**Information given**.
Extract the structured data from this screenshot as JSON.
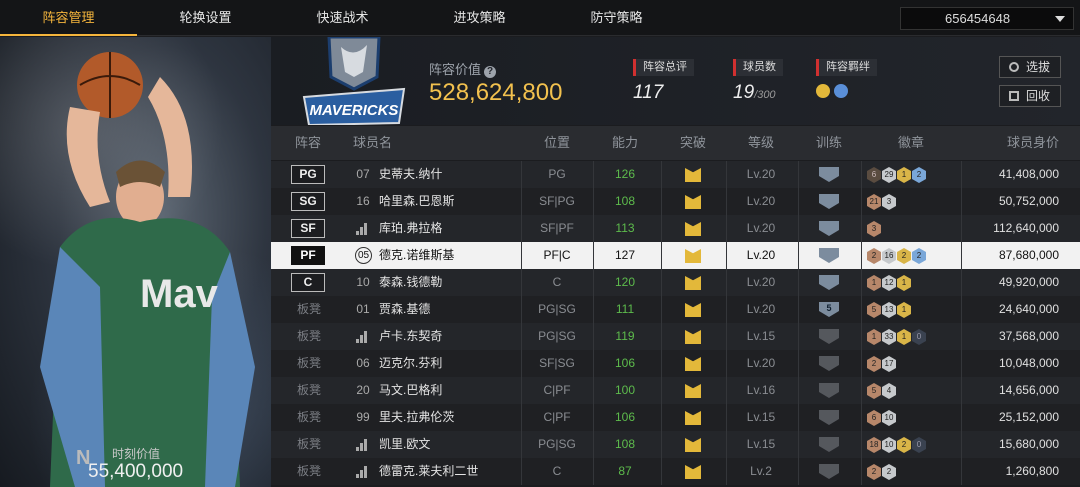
{
  "tabs": [
    "阵容管理",
    "轮换设置",
    "快速战术",
    "进攻策略",
    "防守策略"
  ],
  "account": {
    "id": "656454648"
  },
  "player_panel": {
    "market_value_label": "时刻价值",
    "market_value": "55,400,000"
  },
  "team": {
    "lineup_value_label": "阵容价值",
    "lineup_value": "528,624,800",
    "rating_label": "阵容总评",
    "rating": "117",
    "player_count_label": "球员数",
    "player_count": "19",
    "player_count_max": "/300",
    "bond_label": "阵容羁绊",
    "select_button": "选拔",
    "recycle_button": "回收"
  },
  "columns": [
    "阵容",
    "球员名",
    "位置",
    "能力",
    "突破",
    "等级",
    "训练",
    "徽章",
    "球员身价"
  ],
  "rows": [
    {
      "slot": "PG",
      "starter": true,
      "num": "07",
      "name": "史蒂夫.纳什",
      "pos": "PG",
      "ability": "126",
      "lv": "Lv.20",
      "train": "",
      "badges": [
        [
          "e",
          "6"
        ],
        [
          "s",
          "29"
        ],
        [
          "g",
          "1"
        ],
        [
          "h",
          "2"
        ]
      ],
      "value": "41,408,000"
    },
    {
      "slot": "SG",
      "starter": true,
      "num": "16",
      "name": "哈里森.巴恩斯",
      "pos": "SF|PG",
      "ability": "108",
      "lv": "Lv.20",
      "train": "",
      "badges": [
        [
          "b",
          "21"
        ],
        [
          "s",
          "3"
        ]
      ],
      "value": "50,752,000"
    },
    {
      "slot": "SF",
      "starter": true,
      "num": "bars",
      "name": "库珀.弗拉格",
      "pos": "SF|PF",
      "ability": "113",
      "lv": "Lv.20",
      "train": "",
      "badges": [
        [
          "b",
          "3"
        ]
      ],
      "value": "112,640,000"
    },
    {
      "slot": "PF",
      "starter": true,
      "num": "05",
      "name": "德克.诺维斯基",
      "pos": "PF|C",
      "ability": "127",
      "lv": "Lv.20",
      "train": "",
      "badges": [
        [
          "b",
          "2"
        ],
        [
          "s",
          "16"
        ],
        [
          "g",
          "2"
        ],
        [
          "h",
          "2"
        ]
      ],
      "value": "87,680,000",
      "selected": true
    },
    {
      "slot": "C",
      "starter": true,
      "num": "10",
      "name": "泰森.钱德勒",
      "pos": "C",
      "ability": "120",
      "lv": "Lv.20",
      "train": "",
      "badges": [
        [
          "b",
          "1"
        ],
        [
          "s",
          "12"
        ],
        [
          "g",
          "1"
        ]
      ],
      "value": "49,920,000"
    },
    {
      "slot": "板凳",
      "starter": false,
      "num": "01",
      "name": "贾森.基德",
      "pos": "PG|SG",
      "ability": "111",
      "lv": "Lv.20",
      "train": "5",
      "badges": [
        [
          "b",
          "5"
        ],
        [
          "s",
          "13"
        ],
        [
          "g",
          "1"
        ]
      ],
      "value": "24,640,000"
    },
    {
      "slot": "板凳",
      "starter": false,
      "num": "bars",
      "name": "卢卡.东契奇",
      "pos": "PG|SG",
      "ability": "119",
      "lv": "Lv.15",
      "train": "dim",
      "badges": [
        [
          "b",
          "1"
        ],
        [
          "s",
          "33"
        ],
        [
          "g",
          "1"
        ],
        [
          "x",
          "0"
        ]
      ],
      "value": "37,568,000"
    },
    {
      "slot": "板凳",
      "starter": false,
      "num": "06",
      "name": "迈克尔.芬利",
      "pos": "SF|SG",
      "ability": "106",
      "lv": "Lv.20",
      "train": "dim",
      "badges": [
        [
          "b",
          "2"
        ],
        [
          "s",
          "17"
        ]
      ],
      "value": "10,048,000"
    },
    {
      "slot": "板凳",
      "starter": false,
      "num": "20",
      "name": "马文.巴格利",
      "pos": "C|PF",
      "ability": "100",
      "lv": "Lv.16",
      "train": "dim",
      "badges": [
        [
          "b",
          "5"
        ],
        [
          "s",
          "4"
        ]
      ],
      "value": "14,656,000"
    },
    {
      "slot": "板凳",
      "starter": false,
      "num": "99",
      "name": "里夫.拉弗伦茨",
      "pos": "C|PF",
      "ability": "106",
      "lv": "Lv.15",
      "train": "dim",
      "badges": [
        [
          "b",
          "6"
        ],
        [
          "s",
          "10"
        ]
      ],
      "value": "25,152,000"
    },
    {
      "slot": "板凳",
      "starter": false,
      "num": "bars",
      "name": "凯里.欧文",
      "pos": "PG|SG",
      "ability": "108",
      "lv": "Lv.15",
      "train": "dim",
      "badges": [
        [
          "b",
          "18"
        ],
        [
          "s",
          "10"
        ],
        [
          "g",
          "2"
        ],
        [
          "x",
          "0"
        ]
      ],
      "value": "15,680,000"
    },
    {
      "slot": "板凳",
      "starter": false,
      "num": "bars",
      "name": "德雷克.莱夫利二世",
      "pos": "C",
      "ability": "87",
      "lv": "Lv.2",
      "train": "dim",
      "badges": [
        [
          "b",
          "2"
        ],
        [
          "s",
          "2"
        ]
      ],
      "value": "1,260,800"
    }
  ]
}
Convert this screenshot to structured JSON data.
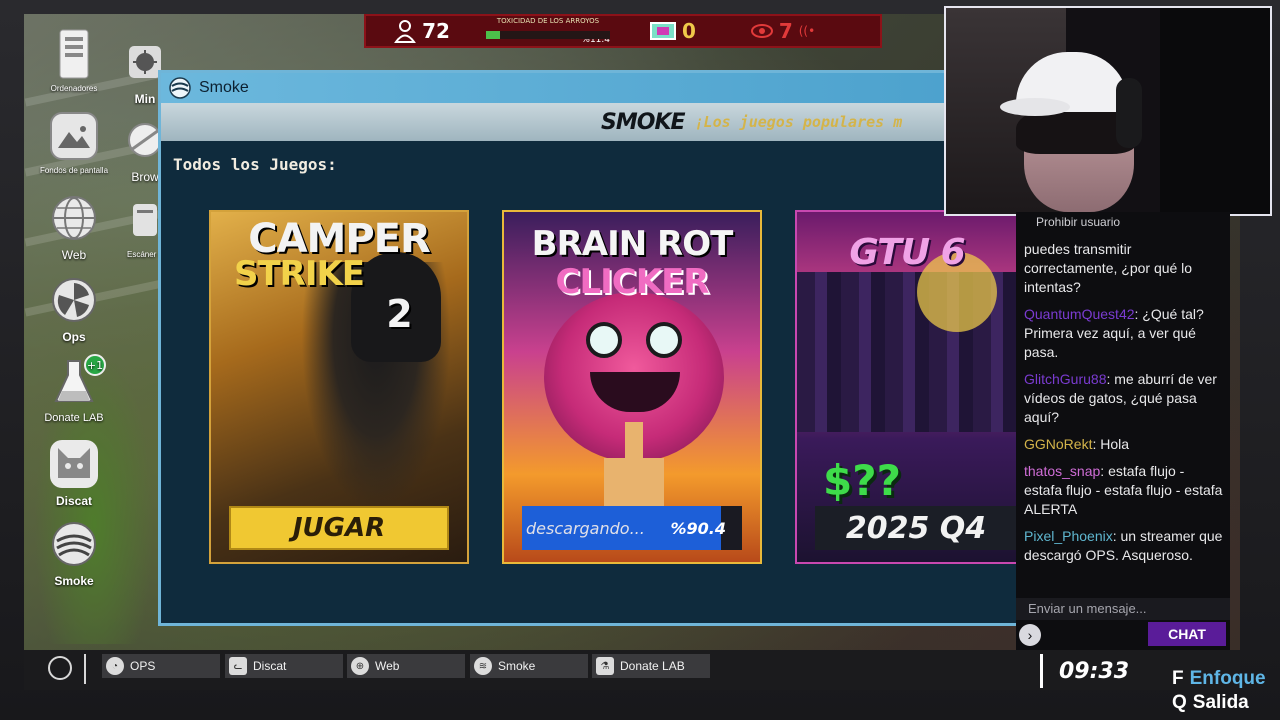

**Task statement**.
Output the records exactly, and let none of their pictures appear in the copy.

**Task response**.
Extract the structured data from this screenshot as JSON.
{
  "tabs": [
    "阵容管理",
    "轮换设置",
    "快速战术",
    "进攻策略",
    "防守策略"
  ],
  "account": {
    "id": "656454648"
  },
  "player_panel": {
    "market_value_label": "时刻价值",
    "market_value": "55,400,000"
  },
  "team": {
    "lineup_value_label": "阵容价值",
    "lineup_value": "528,624,800",
    "rating_label": "阵容总评",
    "rating": "117",
    "player_count_label": "球员数",
    "player_count": "19",
    "player_count_max": "/300",
    "bond_label": "阵容羁绊",
    "select_button": "选拔",
    "recycle_button": "回收"
  },
  "columns": [
    "阵容",
    "球员名",
    "位置",
    "能力",
    "突破",
    "等级",
    "训练",
    "徽章",
    "球员身价"
  ],
  "rows": [
    {
      "slot": "PG",
      "starter": true,
      "num": "07",
      "name": "史蒂夫.纳什",
      "pos": "PG",
      "ability": "126",
      "lv": "Lv.20",
      "train": "",
      "badges": [
        [
          "e",
          "6"
        ],
        [
          "s",
          "29"
        ],
        [
          "g",
          "1"
        ],
        [
          "h",
          "2"
        ]
      ],
      "value": "41,408,000"
    },
    {
      "slot": "SG",
      "starter": true,
      "num": "16",
      "name": "哈里森.巴恩斯",
      "pos": "SF|PG",
      "ability": "108",
      "lv": "Lv.20",
      "train": "",
      "badges": [
        [
          "b",
          "21"
        ],
        [
          "s",
          "3"
        ]
      ],
      "value": "50,752,000"
    },
    {
      "slot": "SF",
      "starter": true,
      "num": "bars",
      "name": "库珀.弗拉格",
      "pos": "SF|PF",
      "ability": "113",
      "lv": "Lv.20",
      "train": "",
      "badges": [
        [
          "b",
          "3"
        ]
      ],
      "value": "112,640,000"
    },
    {
      "slot": "PF",
      "starter": true,
      "num": "05",
      "name": "德克.诺维斯基",
      "pos": "PF|C",
      "ability": "127",
      "lv": "Lv.20",
      "train": "",
      "badges": [
        [
          "b",
          "2"
        ],
        [
          "s",
          "16"
        ],
        [
          "g",
          "2"
        ],
        [
          "h",
          "2"
        ]
      ],
      "value": "87,680,000",
      "selected": true
    },
    {
      "slot": "C",
      "starter": true,
      "num": "10",
      "name": "泰森.钱德勒",
      "pos": "C",
      "ability": "120",
      "lv": "Lv.20",
      "train": "",
      "badges": [
        [
          "b",
          "1"
        ],
        [
          "s",
          "12"
        ],
        [
          "g",
          "1"
        ]
      ],
      "value": "49,920,000"
    },
    {
      "slot": "板凳",
      "starter": false,
      "num": "01",
      "name": "贾森.基德",
      "pos": "PG|SG",
      "ability": "111",
      "lv": "Lv.20",
      "train": "5",
      "badges": [
        [
          "b",
          "5"
        ],
        [
          "s",
          "13"
        ],
        [
          "g",
          "1"
        ]
      ],
      "value": "24,640,000"
    },
    {
      "slot": "板凳",
      "starter": false,
      "num": "bars",
      "name": "卢卡.东契奇",
      "pos": "PG|SG",
      "ability": "119",
      "lv": "Lv.15",
      "train": "dim",
      "badges": [
        [
          "b",
          "1"
        ],
        [
          "s",
          "33"
        ],
        [
          "g",
          "1"
        ],
        [
          "x",
          "0"
        ]
      ],
      "value": "37,568,000"
    },
    {
      "slot": "板凳",
      "starter": false,
      "num": "06",
      "name": "迈克尔.芬利",
      "pos": "SF|SG",
      "ability": "106",
      "lv": "Lv.20",
      "train": "dim",
      "badges": [
        [
          "b",
          "2"
        ],
        [
          "s",
          "17"
        ]
      ],
      "value": "10,048,000"
    },
    {
      "slot": "板凳",
      "starter": false,
      "num": "20",
      "name": "马文.巴格利",
      "pos": "C|PF",
      "ability": "100",
      "lv": "Lv.16",
      "train": "dim",
      "badges": [
        [
          "b",
          "5"
        ],
        [
          "s",
          "4"
        ]
      ],
      "value": "14,656,000"
    },
    {
      "slot": "板凳",
      "starter": false,
      "num": "99",
      "name": "里夫.拉弗伦茨",
      "pos": "C|PF",
      "ability": "106",
      "lv": "Lv.15",
      "train": "dim",
      "badges": [
        [
          "b",
          "6"
        ],
        [
          "s",
          "10"
        ]
      ],
      "value": "25,152,000"
    },
    {
      "slot": "板凳",
      "starter": false,
      "num": "bars",
      "name": "凯里.欧文",
      "pos": "PG|SG",
      "ability": "108",
      "lv": "Lv.15",
      "train": "dim",
      "badges": [
        [
          "b",
          "18"
        ],
        [
          "s",
          "10"
        ],
        [
          "g",
          "2"
        ],
        [
          "x",
          "0"
        ]
      ],
      "value": "15,680,000"
    },
    {
      "slot": "板凳",
      "starter": false,
      "num": "bars",
      "name": "德雷克.莱夫利二世",
      "pos": "C",
      "ability": "87",
      "lv": "Lv.2",
      "train": "dim",
      "badges": [
        [
          "b",
          "2"
        ],
        [
          "s",
          "2"
        ]
      ],
      "value": "1,260,800"
    }
  ]
}
Convert this screenshot to structured JSON data.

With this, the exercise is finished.